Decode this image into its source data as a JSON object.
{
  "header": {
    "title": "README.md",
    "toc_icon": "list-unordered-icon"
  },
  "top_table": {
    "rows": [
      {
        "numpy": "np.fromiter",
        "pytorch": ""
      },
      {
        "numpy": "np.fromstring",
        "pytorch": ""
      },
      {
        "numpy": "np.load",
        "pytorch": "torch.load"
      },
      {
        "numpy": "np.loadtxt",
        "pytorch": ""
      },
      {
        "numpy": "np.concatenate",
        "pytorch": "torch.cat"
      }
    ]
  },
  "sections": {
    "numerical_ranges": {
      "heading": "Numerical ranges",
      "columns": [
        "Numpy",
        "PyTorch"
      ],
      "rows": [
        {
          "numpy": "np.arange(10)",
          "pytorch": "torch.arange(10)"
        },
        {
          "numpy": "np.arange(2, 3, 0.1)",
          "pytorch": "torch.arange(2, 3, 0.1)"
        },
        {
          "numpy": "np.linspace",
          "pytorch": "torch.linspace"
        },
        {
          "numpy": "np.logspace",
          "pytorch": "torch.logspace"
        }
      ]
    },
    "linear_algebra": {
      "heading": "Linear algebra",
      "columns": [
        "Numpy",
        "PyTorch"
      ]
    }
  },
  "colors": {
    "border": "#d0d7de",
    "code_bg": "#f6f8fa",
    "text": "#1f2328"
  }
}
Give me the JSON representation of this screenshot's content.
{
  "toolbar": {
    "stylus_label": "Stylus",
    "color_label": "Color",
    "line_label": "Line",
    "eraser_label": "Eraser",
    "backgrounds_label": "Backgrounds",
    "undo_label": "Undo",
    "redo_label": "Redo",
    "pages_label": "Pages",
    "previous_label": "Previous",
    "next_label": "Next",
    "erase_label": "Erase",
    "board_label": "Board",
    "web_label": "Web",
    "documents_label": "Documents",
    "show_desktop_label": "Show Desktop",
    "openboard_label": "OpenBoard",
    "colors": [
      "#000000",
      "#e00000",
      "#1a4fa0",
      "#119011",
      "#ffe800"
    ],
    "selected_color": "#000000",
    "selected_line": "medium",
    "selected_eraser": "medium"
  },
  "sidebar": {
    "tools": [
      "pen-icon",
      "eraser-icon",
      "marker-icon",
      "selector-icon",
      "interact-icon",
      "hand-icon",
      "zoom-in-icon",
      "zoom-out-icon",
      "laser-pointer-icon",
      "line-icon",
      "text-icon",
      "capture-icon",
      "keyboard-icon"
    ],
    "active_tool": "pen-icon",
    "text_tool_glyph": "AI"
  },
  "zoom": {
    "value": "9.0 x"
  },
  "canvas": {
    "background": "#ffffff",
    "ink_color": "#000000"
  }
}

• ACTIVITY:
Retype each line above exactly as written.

• TASK OUTPUT:
Decode this image into its source data as a JSON object.
{
  "header": {
    "title": "README.md",
    "toc_icon": "list-unordered-icon"
  },
  "top_table": {
    "rows": [
      {
        "numpy": "np.fromiter",
        "pytorch": ""
      },
      {
        "numpy": "np.fromstring",
        "pytorch": ""
      },
      {
        "numpy": "np.load",
        "pytorch": "torch.load"
      },
      {
        "numpy": "np.loadtxt",
        "pytorch": ""
      },
      {
        "numpy": "np.concatenate",
        "pytorch": "torch.cat"
      }
    ]
  },
  "sections": {
    "numerical_ranges": {
      "heading": "Numerical ranges",
      "columns": [
        "Numpy",
        "PyTorch"
      ],
      "rows": [
        {
          "numpy": "np.arange(10)",
          "pytorch": "torch.arange(10)"
        },
        {
          "numpy": "np.arange(2, 3, 0.1)",
          "pytorch": "torch.arange(2, 3, 0.1)"
        },
        {
          "numpy": "np.linspace",
          "pytorch": "torch.linspace"
        },
        {
          "numpy": "np.logspace",
          "pytorch": "torch.logspace"
        }
      ]
    },
    "linear_algebra": {
      "heading": "Linear algebra",
      "columns": [
        "Numpy",
        "PyTorch"
      ]
    }
  },
  "colors": {
    "border": "#d0d7de",
    "code_bg": "#f6f8fa",
    "text": "#1f2328"
  }
}
Give me the JSON representation of this screenshot's content.
{
  "toolbar": {
    "stylus_label": "Stylus",
    "color_label": "Color",
    "line_label": "Line",
    "eraser_label": "Eraser",
    "backgrounds_label": "Backgrounds",
    "undo_label": "Undo",
    "redo_label": "Redo",
    "pages_label": "Pages",
    "previous_label": "Previous",
    "next_label": "Next",
    "erase_label": "Erase",
    "board_label": "Board",
    "web_label": "Web",
    "documents_label": "Documents",
    "show_desktop_label": "Show Desktop",
    "openboard_label": "OpenBoard",
    "colors": [
      "#000000",
      "#e00000",
      "#1a4fa0",
      "#119011",
      "#ffe800"
    ],
    "selected_color": "#000000",
    "selected_line": "medium",
    "selected_eraser": "medium"
  },
  "sidebar": {
    "tools": [
      "pen-icon",
      "eraser-icon",
      "marker-icon",
      "selector-icon",
      "interact-icon",
      "hand-icon",
      "zoom-in-icon",
      "zoom-out-icon",
      "laser-pointer-icon",
      "line-icon",
      "text-icon",
      "capture-icon",
      "keyboard-icon"
    ],
    "active_tool": "pen-icon",
    "text_tool_glyph": "AI"
  },
  "zoom": {
    "value": "9.0 x"
  },
  "canvas": {
    "background": "#ffffff",
    "ink_color": "#000000"
  }
}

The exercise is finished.